Stored dataset items:
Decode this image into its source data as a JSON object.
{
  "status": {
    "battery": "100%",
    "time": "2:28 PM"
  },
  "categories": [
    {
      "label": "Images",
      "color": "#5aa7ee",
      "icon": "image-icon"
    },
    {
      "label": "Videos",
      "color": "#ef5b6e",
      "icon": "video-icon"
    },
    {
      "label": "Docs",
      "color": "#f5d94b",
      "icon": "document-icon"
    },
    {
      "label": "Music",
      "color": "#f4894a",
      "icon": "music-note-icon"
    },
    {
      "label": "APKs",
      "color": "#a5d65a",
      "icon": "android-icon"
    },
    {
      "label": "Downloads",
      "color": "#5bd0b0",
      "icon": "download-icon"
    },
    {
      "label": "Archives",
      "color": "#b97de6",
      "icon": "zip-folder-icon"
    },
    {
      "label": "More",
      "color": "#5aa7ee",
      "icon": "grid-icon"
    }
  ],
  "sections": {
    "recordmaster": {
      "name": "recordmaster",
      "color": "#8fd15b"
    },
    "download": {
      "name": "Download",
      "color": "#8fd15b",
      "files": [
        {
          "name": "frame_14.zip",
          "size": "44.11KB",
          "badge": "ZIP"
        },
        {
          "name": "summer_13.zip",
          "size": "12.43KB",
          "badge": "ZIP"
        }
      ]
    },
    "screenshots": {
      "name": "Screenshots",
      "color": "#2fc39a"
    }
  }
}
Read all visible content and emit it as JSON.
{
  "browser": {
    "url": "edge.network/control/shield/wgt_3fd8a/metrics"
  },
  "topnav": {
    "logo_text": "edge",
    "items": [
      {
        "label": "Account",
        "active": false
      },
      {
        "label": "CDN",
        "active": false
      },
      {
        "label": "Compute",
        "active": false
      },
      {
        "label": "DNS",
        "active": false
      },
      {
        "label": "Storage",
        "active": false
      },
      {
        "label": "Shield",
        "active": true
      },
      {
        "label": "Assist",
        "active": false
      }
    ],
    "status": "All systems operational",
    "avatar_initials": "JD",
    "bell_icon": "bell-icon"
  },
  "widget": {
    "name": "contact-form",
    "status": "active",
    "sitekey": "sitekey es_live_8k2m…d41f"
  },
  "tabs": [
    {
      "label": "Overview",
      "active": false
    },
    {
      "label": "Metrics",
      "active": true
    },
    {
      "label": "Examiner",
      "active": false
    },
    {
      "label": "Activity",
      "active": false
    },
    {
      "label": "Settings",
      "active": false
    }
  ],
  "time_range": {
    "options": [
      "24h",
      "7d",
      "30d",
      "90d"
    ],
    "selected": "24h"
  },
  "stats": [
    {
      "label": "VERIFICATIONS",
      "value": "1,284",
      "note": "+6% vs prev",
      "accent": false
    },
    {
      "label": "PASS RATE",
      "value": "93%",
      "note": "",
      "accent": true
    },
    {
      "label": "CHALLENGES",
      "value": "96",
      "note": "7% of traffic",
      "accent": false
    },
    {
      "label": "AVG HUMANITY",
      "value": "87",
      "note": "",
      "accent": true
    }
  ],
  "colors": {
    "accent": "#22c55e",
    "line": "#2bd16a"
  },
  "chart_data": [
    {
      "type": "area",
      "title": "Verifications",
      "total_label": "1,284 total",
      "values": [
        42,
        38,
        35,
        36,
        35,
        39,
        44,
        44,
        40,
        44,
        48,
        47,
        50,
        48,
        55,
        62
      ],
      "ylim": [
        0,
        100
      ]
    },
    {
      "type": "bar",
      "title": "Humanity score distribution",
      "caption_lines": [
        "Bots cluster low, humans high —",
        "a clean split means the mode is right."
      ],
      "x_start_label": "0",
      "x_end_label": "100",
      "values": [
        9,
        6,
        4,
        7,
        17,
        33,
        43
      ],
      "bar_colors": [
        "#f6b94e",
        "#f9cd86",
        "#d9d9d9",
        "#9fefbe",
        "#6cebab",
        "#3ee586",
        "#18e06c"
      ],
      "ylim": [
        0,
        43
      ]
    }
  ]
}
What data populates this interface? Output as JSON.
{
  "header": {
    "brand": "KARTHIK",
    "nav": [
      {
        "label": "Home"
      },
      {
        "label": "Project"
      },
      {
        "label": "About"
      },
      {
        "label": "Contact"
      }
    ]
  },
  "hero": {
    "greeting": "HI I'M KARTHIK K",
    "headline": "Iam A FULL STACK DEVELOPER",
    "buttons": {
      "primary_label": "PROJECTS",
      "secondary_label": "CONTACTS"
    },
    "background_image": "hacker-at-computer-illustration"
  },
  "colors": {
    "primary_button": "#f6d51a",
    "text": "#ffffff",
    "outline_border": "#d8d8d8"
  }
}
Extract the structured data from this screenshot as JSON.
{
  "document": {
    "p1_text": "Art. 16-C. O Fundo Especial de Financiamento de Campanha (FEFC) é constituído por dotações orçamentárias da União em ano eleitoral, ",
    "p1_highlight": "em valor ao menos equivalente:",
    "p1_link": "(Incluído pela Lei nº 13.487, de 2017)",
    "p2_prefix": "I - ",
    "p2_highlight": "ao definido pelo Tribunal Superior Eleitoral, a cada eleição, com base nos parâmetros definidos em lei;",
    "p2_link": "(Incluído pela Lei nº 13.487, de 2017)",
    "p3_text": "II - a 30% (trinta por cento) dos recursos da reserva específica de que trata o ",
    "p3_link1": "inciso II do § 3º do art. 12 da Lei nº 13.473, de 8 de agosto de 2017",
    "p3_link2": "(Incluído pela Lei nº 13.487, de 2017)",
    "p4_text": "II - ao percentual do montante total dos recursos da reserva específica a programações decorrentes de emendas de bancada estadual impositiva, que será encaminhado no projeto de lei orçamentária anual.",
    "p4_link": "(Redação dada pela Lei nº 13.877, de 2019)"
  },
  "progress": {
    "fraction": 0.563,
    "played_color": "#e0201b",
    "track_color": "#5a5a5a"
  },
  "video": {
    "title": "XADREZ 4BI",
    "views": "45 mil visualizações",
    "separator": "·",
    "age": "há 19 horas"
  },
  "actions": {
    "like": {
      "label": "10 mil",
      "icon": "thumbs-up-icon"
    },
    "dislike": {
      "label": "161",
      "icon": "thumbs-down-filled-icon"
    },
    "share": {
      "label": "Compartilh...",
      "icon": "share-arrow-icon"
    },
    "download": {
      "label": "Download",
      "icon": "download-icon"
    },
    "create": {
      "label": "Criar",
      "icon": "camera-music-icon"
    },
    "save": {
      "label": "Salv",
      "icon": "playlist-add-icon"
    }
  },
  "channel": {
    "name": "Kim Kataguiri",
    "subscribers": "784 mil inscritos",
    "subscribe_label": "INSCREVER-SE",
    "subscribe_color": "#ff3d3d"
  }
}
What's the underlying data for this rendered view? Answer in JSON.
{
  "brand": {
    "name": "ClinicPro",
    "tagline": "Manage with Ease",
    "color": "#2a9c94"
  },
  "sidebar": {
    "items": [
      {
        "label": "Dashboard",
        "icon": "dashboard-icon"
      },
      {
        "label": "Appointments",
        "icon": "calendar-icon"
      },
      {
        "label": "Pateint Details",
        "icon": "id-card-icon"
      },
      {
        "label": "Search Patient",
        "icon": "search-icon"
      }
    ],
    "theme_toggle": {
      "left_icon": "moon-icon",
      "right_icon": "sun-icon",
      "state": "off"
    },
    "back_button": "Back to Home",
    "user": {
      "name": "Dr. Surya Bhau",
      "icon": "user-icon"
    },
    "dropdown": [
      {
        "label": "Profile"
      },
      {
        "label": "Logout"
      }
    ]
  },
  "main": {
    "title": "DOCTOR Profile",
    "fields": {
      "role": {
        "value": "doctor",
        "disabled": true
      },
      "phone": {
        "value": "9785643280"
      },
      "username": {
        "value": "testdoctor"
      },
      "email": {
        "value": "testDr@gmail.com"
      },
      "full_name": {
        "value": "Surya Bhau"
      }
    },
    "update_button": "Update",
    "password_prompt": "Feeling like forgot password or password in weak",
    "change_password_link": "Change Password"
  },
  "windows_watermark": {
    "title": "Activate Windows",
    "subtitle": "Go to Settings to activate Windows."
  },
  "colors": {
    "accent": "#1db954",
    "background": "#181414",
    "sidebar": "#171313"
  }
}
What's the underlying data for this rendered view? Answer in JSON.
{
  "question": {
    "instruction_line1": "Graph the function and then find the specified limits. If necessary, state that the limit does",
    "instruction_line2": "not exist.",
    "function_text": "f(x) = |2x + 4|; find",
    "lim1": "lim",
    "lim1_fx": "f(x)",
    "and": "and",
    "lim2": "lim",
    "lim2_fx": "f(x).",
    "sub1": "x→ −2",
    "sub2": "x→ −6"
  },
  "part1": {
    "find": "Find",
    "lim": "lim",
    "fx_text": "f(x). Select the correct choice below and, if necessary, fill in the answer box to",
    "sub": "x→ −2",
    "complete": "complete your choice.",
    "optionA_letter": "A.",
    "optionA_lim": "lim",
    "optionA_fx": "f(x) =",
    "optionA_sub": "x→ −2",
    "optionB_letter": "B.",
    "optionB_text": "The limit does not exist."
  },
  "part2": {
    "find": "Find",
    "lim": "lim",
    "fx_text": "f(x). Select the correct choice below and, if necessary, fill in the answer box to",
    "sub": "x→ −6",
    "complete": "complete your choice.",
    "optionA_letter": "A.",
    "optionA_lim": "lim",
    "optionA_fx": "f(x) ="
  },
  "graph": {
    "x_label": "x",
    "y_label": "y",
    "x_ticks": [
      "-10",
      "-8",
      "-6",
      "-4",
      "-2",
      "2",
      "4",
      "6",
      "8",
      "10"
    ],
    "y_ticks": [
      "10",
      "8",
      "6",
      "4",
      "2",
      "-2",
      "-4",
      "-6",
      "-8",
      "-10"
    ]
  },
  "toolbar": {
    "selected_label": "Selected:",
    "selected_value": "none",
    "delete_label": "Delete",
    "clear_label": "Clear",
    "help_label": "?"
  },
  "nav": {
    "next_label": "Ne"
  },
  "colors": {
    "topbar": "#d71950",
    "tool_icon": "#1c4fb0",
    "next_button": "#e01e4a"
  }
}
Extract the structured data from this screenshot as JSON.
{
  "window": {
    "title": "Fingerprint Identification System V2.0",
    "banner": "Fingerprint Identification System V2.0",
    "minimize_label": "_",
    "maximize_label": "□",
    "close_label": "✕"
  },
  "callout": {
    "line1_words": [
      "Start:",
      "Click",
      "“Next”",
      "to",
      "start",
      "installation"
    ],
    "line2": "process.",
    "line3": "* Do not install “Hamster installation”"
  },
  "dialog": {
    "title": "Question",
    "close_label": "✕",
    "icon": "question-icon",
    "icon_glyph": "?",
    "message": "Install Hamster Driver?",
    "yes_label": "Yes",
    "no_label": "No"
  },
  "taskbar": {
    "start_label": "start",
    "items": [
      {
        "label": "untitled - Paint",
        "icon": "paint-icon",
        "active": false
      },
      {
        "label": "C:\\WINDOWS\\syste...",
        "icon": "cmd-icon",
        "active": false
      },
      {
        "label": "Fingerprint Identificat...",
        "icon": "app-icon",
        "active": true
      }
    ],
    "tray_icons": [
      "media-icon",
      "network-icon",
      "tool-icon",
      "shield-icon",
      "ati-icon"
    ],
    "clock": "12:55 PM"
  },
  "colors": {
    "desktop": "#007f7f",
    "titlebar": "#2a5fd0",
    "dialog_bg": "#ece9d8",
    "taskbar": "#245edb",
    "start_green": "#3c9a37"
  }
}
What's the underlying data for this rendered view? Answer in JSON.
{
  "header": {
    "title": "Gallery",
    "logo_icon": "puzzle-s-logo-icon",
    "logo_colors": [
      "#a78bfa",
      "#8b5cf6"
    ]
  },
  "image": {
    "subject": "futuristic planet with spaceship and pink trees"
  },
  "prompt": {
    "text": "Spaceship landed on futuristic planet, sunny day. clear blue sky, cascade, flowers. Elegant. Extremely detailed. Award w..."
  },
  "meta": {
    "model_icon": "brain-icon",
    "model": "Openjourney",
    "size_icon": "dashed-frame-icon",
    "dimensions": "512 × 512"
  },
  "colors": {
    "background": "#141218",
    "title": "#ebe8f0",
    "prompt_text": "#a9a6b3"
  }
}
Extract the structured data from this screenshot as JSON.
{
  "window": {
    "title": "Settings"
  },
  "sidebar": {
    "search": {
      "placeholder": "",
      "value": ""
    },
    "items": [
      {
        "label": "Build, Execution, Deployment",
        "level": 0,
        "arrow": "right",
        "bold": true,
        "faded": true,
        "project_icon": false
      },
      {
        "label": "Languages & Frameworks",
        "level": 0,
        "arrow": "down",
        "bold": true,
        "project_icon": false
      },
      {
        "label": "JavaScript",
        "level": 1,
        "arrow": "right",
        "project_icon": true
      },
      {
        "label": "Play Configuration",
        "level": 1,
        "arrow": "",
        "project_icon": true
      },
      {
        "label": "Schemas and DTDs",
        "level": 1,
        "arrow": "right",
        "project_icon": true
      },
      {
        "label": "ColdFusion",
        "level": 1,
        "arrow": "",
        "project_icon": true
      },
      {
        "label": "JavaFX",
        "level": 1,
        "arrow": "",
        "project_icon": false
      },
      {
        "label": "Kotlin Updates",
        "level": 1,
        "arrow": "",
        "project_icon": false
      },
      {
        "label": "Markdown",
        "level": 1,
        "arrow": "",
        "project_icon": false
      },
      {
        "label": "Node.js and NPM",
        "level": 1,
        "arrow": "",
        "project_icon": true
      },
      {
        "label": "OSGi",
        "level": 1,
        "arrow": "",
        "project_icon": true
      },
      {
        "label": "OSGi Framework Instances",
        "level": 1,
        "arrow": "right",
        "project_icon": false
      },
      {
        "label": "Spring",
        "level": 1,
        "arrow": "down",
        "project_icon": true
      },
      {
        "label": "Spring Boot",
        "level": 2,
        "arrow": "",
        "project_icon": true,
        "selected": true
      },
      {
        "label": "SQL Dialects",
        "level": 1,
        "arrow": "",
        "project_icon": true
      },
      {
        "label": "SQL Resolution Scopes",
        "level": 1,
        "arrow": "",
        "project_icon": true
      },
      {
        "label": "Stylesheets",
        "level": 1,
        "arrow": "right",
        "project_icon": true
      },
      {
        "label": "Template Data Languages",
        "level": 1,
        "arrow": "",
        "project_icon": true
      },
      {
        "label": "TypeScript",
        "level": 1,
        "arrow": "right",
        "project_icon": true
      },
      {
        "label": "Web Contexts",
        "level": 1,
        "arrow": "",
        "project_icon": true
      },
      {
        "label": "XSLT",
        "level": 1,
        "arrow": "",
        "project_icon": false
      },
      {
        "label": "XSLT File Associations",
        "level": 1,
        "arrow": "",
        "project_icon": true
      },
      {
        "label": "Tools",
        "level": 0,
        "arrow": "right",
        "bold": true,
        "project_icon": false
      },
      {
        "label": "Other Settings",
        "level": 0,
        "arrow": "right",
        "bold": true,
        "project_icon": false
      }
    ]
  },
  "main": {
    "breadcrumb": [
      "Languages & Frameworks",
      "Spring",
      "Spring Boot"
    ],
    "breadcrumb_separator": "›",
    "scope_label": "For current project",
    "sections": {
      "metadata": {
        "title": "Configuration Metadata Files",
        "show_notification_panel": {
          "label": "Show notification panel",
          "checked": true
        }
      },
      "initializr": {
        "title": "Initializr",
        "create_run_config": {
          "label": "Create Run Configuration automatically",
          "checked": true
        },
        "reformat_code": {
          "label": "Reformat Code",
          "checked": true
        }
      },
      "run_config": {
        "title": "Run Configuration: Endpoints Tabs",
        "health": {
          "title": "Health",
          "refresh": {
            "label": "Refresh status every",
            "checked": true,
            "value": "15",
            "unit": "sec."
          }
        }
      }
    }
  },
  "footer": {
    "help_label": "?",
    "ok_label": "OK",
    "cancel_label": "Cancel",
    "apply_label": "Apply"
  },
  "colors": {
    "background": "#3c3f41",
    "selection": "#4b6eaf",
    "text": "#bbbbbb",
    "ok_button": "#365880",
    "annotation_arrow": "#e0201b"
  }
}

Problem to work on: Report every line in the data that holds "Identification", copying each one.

Final answer:
    "title": "Fingerprint Identification System V2.0",
    "banner": "Fingerprint Identification System V2.0",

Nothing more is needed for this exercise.